In this month’s newsletter, we are featuring an excerpt from Breastfeeding Answers Made Simple: A Pocket Guide for Helping Mothers by Nancy Mohrbacher, IBCLC, FILCA.
PubMed Citations lists research articles on breastfeeding that have come out this past month. Breastfeeding in the News features articles on the Time Magazine cover, a new Australian study on breastfeeding and SIDS, Latch on NYC, a study on skin-to-skin contact and premature babies, a study on breastfeeding and obesity, and a new nipple shield that may inactivate the HIV virus. Also covered is a new controversy brewing regarding pictures of moms in military uniform breastfeeding.
The U.S. Food and Drug Administration has recently given their approval on a new treatment for head lice. The medication should make coping with head lice easier as it eliminates the need to comb the hair for nits.
Head lice or pediculus humanus capitis infestations occur in as many as 12 million children yearly nationwide. Lice are spread by direct contact with hair that is infested. Activities such as sharing combs, brushes, beds, and hats may also contribute to the spread of these parasites. Lice infestation in the U.S. is more frequent in girls, but is less common in African Americans.
Ok, you know what you want to write about, now what? Maybe you have an outline and just don’t know where to begin. Maybe the first sentence or the first chapter is eluding you. If you’re writing a non-fiction book, take a look at some of your favorite non-fiction books to see how the authors organize the chapters. Go ahead; get one or two off the shelf.
How does the Pocket Guide differ from the full-sized version? Here is the answer given by the author:
The most common question asked about Breastfeeding Answers Made Simple Pocket Version is: “How does it differ from the full-sized Breastfeeding Answers Made Simple (BAMS)?”
One obvious difference is its size, which begs the question: “What’s missing?” Gone from these pages are the citations of thousands of articles and books, and the summaries of their contents. Also gone are the sometimes lengthy explanations for its suggested strategies. What remains are the strategies themselves and the basic background information needed when helping breastfeeding mothers and babies in a vast range of common and unusual circumstances.
Now in its 15th Edition, Medications and Mothers' Milk is the worldwide best selling drug reference on the use of medications in breastfeeding mothers. This book provides you with the most current, complete, and easy-to-read information on using medications in breastfeeding mothers.

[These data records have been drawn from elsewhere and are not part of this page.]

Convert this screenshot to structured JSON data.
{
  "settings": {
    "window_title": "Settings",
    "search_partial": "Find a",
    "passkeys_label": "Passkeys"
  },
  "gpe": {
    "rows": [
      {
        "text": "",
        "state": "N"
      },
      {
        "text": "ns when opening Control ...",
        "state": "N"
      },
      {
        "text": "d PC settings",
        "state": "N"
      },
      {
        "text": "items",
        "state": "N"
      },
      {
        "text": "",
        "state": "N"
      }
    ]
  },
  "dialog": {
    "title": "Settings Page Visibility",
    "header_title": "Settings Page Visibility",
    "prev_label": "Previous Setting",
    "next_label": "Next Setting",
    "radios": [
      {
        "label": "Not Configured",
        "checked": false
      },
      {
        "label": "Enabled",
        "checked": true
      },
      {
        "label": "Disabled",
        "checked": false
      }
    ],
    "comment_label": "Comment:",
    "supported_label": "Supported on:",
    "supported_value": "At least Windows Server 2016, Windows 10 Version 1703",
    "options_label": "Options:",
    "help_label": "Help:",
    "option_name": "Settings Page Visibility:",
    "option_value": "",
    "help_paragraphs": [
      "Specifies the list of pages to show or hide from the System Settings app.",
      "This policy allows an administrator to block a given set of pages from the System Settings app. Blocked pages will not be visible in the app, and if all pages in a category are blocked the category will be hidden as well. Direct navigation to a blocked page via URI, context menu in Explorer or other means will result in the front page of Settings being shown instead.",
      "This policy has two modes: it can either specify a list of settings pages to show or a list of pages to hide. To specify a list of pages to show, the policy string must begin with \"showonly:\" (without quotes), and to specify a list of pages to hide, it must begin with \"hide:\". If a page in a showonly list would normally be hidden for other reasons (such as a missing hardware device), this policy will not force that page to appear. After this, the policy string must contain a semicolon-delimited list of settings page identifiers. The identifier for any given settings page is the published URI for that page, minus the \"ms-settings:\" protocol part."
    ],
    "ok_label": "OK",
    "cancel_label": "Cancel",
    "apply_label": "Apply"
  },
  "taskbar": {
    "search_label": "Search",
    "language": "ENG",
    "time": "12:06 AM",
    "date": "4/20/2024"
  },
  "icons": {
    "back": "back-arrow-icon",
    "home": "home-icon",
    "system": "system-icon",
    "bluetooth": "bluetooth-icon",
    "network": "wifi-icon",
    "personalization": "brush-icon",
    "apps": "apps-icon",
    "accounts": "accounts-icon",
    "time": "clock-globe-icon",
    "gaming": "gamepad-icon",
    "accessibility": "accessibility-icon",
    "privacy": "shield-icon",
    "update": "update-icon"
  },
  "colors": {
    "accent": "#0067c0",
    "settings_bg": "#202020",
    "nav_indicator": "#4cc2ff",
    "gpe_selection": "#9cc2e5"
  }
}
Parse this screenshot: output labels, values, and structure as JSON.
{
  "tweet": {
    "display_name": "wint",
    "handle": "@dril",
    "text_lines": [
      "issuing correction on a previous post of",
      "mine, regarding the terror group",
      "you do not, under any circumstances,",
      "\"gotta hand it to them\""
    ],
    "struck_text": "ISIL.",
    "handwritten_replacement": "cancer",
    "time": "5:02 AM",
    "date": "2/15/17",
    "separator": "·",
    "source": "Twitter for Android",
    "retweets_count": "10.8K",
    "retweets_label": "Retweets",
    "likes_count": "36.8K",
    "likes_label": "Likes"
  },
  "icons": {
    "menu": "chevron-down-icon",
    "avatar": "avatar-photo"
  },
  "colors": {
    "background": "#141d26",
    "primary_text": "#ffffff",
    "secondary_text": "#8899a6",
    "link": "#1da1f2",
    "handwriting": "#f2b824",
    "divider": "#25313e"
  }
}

This massive new update has hundreds of new drugs, diseases, vaccines, and syndromes. It also contains numerous new tables and changes to hundreds of existing drugs.